[What to do]
Below are some entries. Output each one exactly as it appears.

BEGIN Dataset records

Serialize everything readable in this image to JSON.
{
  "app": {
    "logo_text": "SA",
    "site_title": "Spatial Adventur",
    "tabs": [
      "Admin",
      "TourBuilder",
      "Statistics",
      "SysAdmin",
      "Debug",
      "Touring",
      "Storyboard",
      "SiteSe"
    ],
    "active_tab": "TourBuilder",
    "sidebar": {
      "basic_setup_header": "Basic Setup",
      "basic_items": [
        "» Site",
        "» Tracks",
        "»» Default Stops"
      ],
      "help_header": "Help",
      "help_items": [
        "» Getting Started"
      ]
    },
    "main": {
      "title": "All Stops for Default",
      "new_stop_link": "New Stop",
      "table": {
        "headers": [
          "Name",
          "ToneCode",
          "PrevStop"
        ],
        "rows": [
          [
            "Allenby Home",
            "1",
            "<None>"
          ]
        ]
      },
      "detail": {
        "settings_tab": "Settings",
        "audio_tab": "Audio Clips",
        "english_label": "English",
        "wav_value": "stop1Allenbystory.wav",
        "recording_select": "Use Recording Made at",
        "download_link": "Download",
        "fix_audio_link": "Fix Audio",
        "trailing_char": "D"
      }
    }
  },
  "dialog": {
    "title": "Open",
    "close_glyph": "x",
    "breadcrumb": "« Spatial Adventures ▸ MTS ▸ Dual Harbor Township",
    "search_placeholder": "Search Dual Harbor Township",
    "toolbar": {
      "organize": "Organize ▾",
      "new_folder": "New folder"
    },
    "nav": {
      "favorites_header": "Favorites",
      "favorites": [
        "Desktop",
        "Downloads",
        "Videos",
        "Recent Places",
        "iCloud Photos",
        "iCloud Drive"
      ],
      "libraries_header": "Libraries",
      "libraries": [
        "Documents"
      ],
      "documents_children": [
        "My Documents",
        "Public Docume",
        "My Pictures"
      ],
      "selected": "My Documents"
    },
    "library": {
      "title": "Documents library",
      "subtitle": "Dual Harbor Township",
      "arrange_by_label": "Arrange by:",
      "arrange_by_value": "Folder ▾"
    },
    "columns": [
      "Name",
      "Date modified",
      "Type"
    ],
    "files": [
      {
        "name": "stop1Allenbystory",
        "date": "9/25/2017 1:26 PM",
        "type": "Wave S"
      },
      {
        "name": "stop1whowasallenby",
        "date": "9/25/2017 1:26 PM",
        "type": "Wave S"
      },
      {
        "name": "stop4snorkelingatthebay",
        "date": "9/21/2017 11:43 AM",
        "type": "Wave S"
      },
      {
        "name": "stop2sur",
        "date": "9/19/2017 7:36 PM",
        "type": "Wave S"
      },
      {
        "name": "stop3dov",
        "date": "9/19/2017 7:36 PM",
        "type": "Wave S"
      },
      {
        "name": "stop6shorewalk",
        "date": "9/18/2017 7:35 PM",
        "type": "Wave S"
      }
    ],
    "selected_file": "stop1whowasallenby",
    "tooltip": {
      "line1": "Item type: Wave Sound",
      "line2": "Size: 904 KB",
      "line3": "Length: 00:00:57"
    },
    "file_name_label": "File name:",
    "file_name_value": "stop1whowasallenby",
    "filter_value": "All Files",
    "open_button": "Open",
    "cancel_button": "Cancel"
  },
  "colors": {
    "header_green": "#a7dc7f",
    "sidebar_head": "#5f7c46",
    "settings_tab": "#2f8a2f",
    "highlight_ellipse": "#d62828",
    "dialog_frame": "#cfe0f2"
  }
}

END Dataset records

[Answer box]
Serialize everything readable in this image to JSON.
{
  "app": {
    "logo_text": "SA",
    "site_title": "Spatial Adventur",
    "tabs": [
      "Admin",
      "TourBuilder",
      "Statistics",
      "SysAdmin",
      "Debug",
      "Touring",
      "Storyboard",
      "SiteSe"
    ],
    "active_tab": "TourBuilder",
    "sidebar": {
      "basic_setup_header": "Basic Setup",
      "basic_items": [
        "» Site",
        "» Tracks",
        "»» Default Stops"
      ],
      "help_header": "Help",
      "help_items": [
        "» Getting Started"
      ]
    },
    "main": {
      "title": "All Stops for Default",
      "new_stop_link": "New Stop",
      "table": {
        "headers": [
          "Name",
          "ToneCode",
          "PrevStop"
        ],
        "rows": [
          [
            "Allenby Home",
            "1",
            "<None>"
          ]
        ]
      },
      "detail": {
        "settings_tab": "Settings",
        "audio_tab": "Audio Clips",
        "english_label": "English",
        "wav_value": "stop1Allenbystory.wav",
        "recording_select": "Use Recording Made at",
        "download_link": "Download",
        "fix_audio_link": "Fix Audio",
        "trailing_char": "D"
      }
    }
  },
  "dialog": {
    "title": "Open",
    "close_glyph": "x",
    "breadcrumb": "« Spatial Adventures ▸ MTS ▸ Dual Harbor Township",
    "search_placeholder": "Search Dual Harbor Township",
    "toolbar": {
      "organize": "Organize ▾",
      "new_folder": "New folder"
    },
    "nav": {
      "favorites_header": "Favorites",
      "favorites": [
        "Desktop",
        "Downloads",
        "Videos",
        "Recent Places",
        "iCloud Photos",
        "iCloud Drive"
      ],
      "libraries_header": "Libraries",
      "libraries": [
        "Documents"
      ],
      "documents_children": [
        "My Documents",
        "Public Docume",
        "My Pictures"
      ],
      "selected": "My Documents"
    },
    "library": {
      "title": "Documents library",
      "subtitle": "Dual Harbor Township",
      "arrange_by_label": "Arrange by:",
      "arrange_by_value": "Folder ▾"
    },
    "columns": [
      "Name",
      "Date modified",
      "Type"
    ],
    "files": [
      {
        "name": "stop1Allenbystory",
        "date": "9/25/2017 1:26 PM",
        "type": "Wave S"
      },
      {
        "name": "stop1whowasallenby",
        "date": "9/25/2017 1:26 PM",
        "type": "Wave S"
      },
      {
        "name": "stop4snorkelingatthebay",
        "date": "9/21/2017 11:43 AM",
        "type": "Wave S"
      },
      {
        "name": "stop2sur",
        "date": "9/19/2017 7:36 PM",
        "type": "Wave S"
      },
      {
        "name": "stop3dov",
        "date": "9/19/2017 7:36 PM",
        "type": "Wave S"
      },
      {
        "name": "stop6shorewalk",
        "date": "9/18/2017 7:35 PM",
        "type": "Wave S"
      }
    ],
    "selected_file": "stop1whowasallenby",
    "tooltip": {
      "line1": "Item type: Wave Sound",
      "line2": "Size: 904 KB",
      "line3": "Length: 00:00:57"
    },
    "file_name_label": "File name:",
    "file_name_value": "stop1whowasallenby",
    "filter_value": "All Files",
    "open_button": "Open",
    "cancel_button": "Cancel"
  },
  "colors": {
    "header_green": "#a7dc7f",
    "sidebar_head": "#5f7c46",
    "settings_tab": "#2f8a2f",
    "highlight_ellipse": "#d62828",
    "dialog_frame": "#cfe0f2"
  }
}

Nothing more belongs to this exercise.